Data for analysis:
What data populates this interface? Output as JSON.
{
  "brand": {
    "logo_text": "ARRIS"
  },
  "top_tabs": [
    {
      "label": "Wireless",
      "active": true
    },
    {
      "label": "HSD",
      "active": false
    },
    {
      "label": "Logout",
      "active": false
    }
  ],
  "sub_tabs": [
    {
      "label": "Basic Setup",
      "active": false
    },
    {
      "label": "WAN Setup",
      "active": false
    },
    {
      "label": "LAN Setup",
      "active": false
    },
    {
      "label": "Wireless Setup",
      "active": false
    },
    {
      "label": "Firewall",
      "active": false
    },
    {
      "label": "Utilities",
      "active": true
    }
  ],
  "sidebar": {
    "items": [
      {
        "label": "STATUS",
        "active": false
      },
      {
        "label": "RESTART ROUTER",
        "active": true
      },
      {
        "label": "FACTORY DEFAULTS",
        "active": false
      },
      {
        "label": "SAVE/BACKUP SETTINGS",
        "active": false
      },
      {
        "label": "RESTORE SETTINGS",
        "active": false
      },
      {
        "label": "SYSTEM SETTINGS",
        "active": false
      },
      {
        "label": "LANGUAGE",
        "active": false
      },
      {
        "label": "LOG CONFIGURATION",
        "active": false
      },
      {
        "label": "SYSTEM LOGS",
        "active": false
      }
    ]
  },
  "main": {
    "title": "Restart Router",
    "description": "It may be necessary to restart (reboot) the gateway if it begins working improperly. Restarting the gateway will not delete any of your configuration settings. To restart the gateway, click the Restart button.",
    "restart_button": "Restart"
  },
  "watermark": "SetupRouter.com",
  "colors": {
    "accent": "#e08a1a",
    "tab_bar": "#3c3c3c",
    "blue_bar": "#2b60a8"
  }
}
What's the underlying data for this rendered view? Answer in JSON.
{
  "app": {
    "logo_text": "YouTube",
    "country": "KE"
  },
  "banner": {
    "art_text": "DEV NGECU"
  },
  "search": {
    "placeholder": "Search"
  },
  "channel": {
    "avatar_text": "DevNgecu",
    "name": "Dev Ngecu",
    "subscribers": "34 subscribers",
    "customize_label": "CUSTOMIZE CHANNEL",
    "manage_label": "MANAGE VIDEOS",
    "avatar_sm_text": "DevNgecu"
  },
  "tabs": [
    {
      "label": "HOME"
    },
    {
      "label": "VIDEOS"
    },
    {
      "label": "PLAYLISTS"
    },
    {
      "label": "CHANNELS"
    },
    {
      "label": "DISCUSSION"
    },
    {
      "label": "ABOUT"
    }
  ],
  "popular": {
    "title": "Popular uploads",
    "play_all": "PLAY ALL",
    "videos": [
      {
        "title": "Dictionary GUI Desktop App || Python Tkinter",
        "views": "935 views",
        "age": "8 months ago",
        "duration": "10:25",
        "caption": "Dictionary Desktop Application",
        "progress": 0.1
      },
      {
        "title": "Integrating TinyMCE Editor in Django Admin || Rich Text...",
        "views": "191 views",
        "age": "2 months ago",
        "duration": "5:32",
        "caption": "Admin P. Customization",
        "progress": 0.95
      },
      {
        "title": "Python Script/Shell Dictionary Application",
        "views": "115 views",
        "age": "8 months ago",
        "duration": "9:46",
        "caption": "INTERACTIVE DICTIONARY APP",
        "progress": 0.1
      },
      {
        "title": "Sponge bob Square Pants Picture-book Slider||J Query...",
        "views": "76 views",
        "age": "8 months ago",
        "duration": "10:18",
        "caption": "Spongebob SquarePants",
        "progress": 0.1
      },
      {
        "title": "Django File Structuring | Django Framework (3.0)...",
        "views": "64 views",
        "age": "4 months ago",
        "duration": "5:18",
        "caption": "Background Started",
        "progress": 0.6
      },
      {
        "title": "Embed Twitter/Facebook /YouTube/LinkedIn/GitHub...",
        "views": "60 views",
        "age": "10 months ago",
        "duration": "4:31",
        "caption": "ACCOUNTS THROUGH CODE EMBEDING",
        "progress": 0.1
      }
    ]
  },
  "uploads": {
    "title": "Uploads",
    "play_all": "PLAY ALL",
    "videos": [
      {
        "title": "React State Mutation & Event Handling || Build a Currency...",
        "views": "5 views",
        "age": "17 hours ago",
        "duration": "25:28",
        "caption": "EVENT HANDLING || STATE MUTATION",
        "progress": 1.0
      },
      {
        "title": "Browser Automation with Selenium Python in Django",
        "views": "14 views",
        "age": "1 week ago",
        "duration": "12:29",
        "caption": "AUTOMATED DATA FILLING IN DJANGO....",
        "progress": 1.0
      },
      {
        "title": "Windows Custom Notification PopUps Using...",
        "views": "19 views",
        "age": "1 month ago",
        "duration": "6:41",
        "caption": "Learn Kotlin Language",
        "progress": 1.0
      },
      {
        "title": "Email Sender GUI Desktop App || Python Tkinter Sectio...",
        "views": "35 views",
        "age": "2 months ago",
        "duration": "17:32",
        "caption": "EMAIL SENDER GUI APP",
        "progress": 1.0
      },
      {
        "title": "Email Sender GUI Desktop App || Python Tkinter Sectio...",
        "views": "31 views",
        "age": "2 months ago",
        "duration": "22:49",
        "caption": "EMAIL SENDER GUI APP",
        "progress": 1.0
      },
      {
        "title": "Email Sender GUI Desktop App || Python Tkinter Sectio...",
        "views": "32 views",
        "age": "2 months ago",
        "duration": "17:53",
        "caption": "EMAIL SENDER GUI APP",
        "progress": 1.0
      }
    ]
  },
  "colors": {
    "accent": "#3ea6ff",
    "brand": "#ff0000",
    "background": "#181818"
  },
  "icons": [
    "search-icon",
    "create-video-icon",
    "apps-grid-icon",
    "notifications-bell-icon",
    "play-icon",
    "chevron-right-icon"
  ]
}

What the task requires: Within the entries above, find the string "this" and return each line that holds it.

Problem solution:
What data populates this interface? Output as JSON.
What's the underlying data for this rendered view? Answer in JSON.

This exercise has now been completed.